BEGIN SOURCE MATERIAL

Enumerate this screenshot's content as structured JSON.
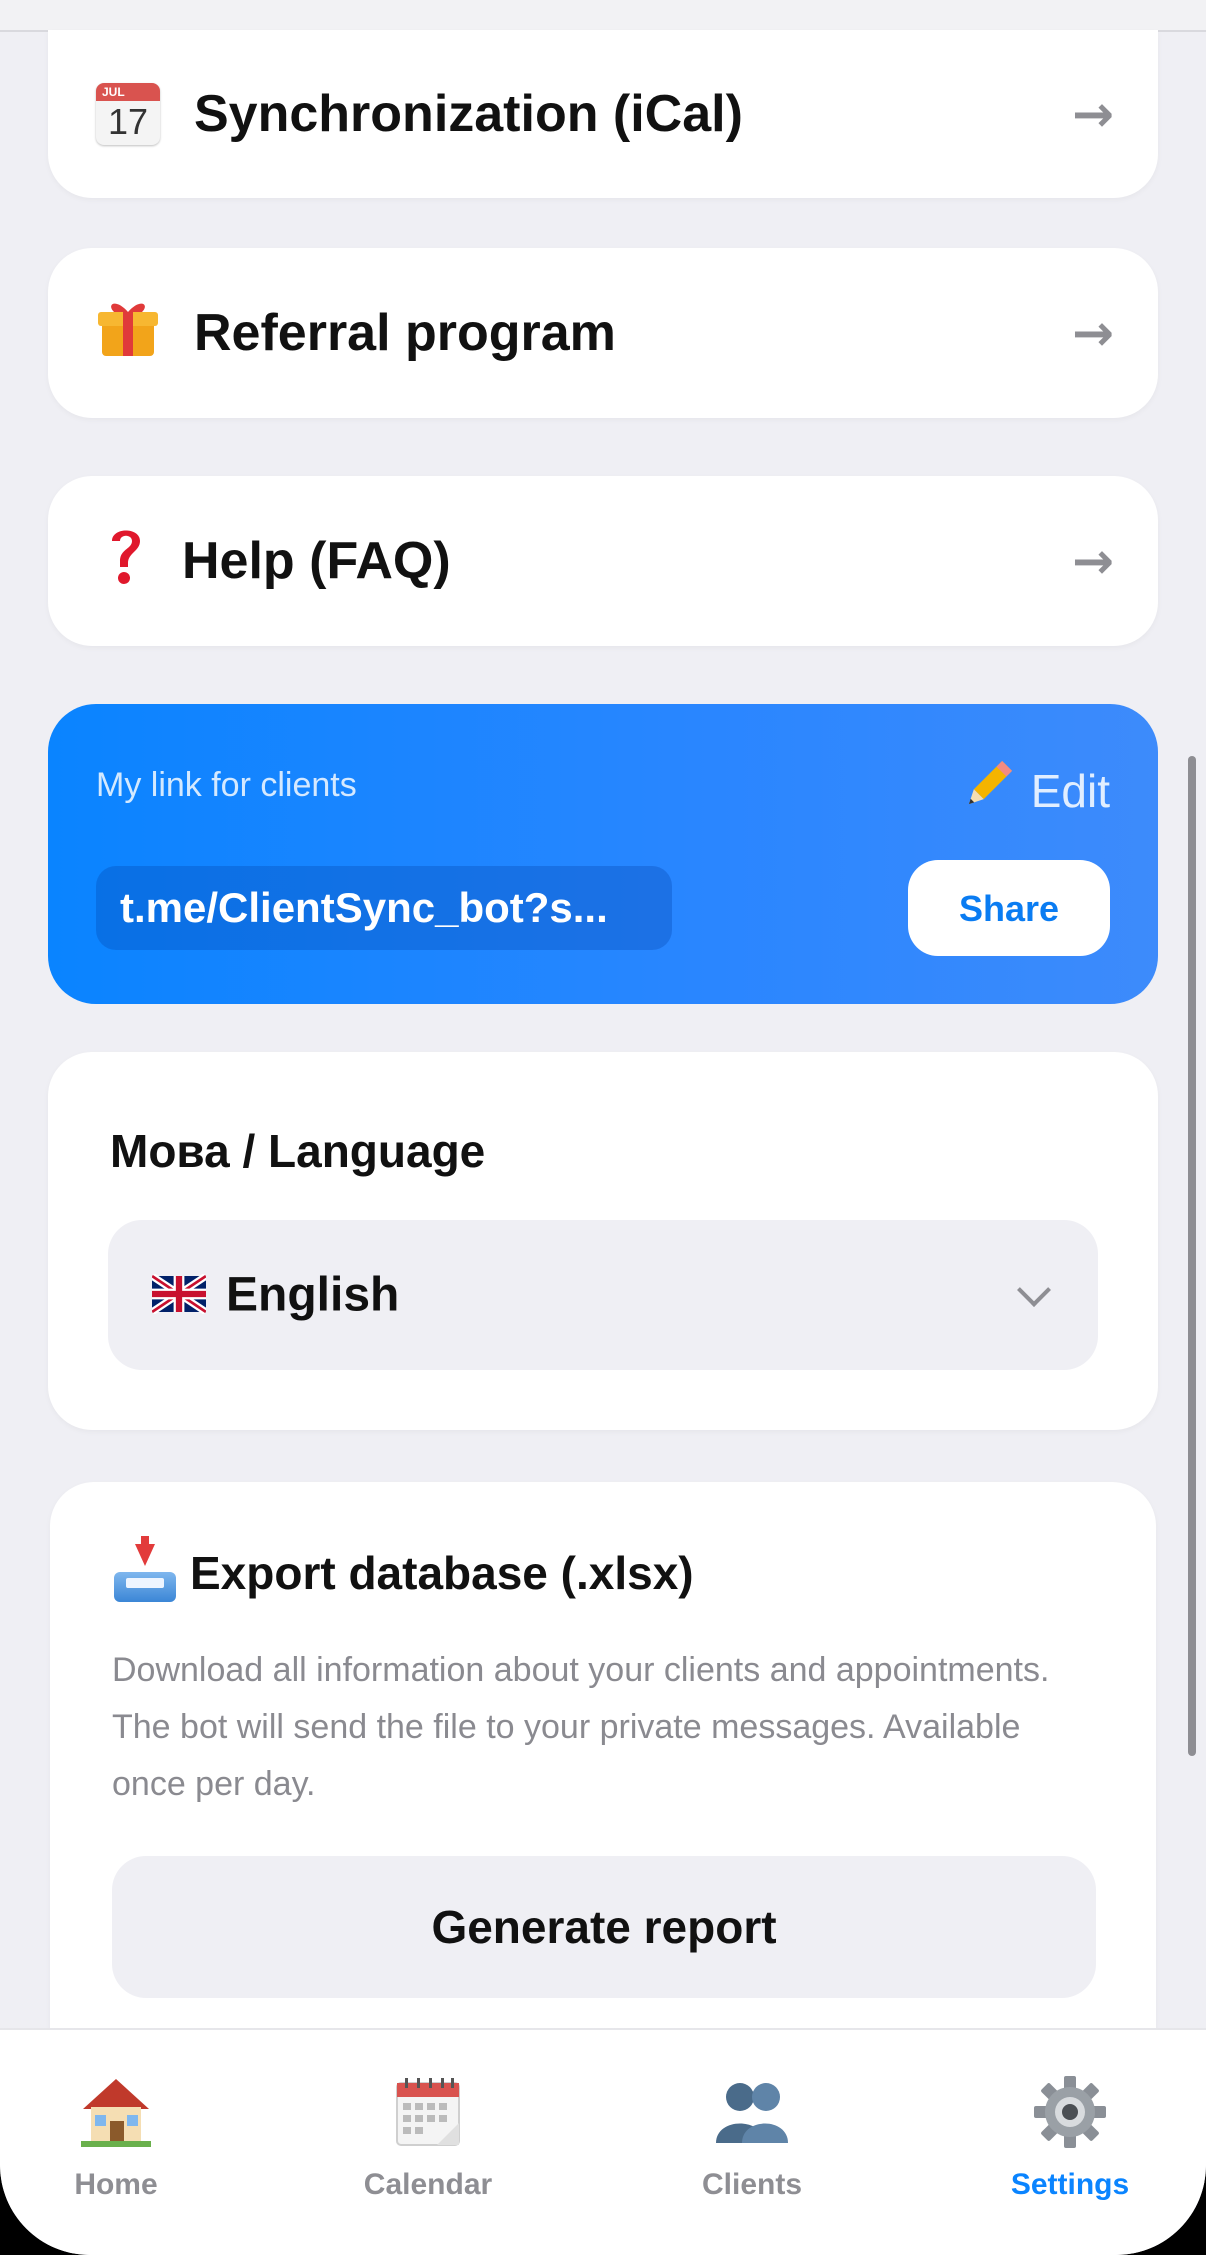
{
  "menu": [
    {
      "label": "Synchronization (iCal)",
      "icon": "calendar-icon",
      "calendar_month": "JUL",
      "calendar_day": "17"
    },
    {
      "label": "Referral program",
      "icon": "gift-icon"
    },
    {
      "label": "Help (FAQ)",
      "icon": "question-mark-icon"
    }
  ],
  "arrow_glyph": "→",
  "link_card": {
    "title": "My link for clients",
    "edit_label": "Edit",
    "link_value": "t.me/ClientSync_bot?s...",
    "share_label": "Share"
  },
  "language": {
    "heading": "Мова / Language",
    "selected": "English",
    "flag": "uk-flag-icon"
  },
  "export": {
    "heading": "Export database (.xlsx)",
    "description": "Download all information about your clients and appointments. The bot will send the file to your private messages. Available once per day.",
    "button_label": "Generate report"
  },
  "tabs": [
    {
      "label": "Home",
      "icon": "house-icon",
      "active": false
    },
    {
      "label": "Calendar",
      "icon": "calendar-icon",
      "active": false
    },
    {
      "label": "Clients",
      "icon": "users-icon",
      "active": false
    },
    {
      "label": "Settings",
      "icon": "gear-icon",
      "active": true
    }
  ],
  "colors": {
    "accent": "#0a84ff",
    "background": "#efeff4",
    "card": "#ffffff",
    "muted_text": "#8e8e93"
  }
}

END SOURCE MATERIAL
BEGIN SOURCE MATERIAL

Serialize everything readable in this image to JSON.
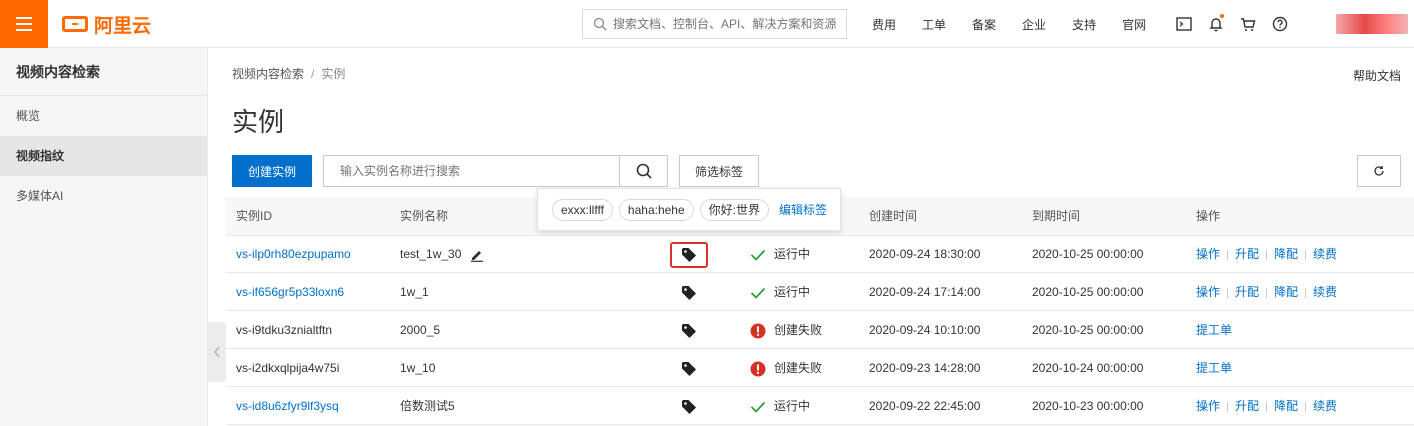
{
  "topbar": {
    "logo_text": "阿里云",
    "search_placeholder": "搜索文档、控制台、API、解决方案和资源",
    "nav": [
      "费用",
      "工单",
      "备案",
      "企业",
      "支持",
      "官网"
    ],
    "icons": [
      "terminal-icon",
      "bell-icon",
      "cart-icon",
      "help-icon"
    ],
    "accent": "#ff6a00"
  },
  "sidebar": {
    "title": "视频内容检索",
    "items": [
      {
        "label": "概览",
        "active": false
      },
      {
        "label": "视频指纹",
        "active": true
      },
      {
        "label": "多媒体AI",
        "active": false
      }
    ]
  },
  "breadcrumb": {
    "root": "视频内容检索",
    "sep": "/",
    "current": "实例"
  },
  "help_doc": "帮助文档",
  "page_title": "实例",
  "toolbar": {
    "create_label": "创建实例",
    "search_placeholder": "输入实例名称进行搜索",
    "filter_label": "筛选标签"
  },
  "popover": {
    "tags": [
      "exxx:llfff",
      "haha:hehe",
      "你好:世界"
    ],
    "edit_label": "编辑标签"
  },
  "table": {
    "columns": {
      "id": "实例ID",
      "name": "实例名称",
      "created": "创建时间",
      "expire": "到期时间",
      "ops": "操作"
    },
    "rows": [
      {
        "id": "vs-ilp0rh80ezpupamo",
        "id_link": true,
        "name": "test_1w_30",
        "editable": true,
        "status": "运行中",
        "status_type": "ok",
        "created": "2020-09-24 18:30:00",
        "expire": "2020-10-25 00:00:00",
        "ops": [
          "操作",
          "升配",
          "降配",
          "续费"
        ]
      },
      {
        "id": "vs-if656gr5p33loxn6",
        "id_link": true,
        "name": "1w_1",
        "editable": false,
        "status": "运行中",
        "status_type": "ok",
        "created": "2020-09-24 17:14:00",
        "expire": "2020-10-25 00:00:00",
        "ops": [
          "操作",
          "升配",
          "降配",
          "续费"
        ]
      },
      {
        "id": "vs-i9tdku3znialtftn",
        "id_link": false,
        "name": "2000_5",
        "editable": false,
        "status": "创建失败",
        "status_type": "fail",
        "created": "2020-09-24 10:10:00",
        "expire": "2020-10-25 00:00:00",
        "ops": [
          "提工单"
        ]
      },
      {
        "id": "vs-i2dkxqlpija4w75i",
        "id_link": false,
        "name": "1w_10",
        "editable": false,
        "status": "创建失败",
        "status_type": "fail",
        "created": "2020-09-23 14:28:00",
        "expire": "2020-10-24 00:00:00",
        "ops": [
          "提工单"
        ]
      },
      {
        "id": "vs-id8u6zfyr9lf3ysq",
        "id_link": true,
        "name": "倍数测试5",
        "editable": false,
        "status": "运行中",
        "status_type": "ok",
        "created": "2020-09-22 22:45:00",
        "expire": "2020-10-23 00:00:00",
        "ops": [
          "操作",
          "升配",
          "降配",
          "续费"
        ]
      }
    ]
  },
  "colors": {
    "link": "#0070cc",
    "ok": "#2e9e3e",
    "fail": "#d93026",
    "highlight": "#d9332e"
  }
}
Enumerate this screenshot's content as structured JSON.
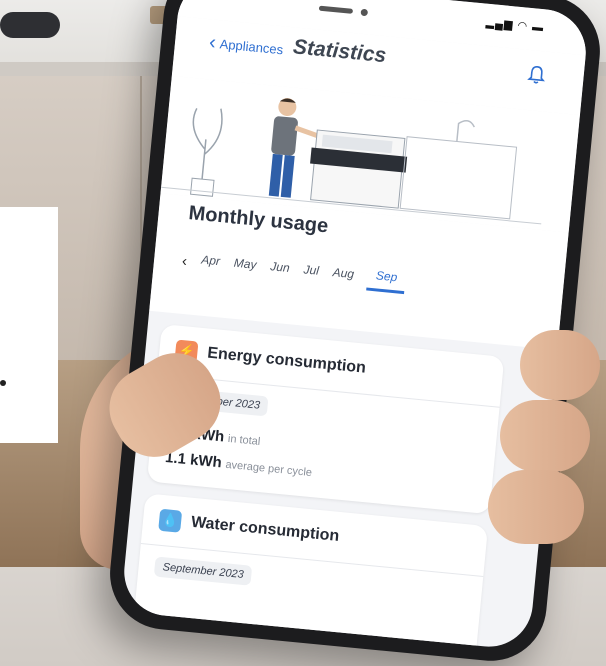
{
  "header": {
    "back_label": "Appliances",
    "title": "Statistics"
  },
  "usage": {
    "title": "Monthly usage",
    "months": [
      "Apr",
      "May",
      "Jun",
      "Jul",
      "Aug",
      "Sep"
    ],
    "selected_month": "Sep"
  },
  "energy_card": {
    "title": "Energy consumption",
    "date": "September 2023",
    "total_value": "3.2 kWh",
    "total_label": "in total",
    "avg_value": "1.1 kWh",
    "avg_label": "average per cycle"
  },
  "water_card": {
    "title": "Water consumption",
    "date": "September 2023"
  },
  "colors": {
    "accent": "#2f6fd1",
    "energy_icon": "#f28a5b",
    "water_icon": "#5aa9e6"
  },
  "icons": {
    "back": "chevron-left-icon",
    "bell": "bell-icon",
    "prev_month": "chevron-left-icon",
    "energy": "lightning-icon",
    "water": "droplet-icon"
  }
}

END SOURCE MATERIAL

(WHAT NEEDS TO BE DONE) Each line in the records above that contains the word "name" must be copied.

(WRITTEN SOLUTION)
      "name": "实例名称",
        "name": "test_1w_30",
        "name": "1w_1",
        "name": "2000_5",
        "name": "1w_10",
        "name": "倍数测试5",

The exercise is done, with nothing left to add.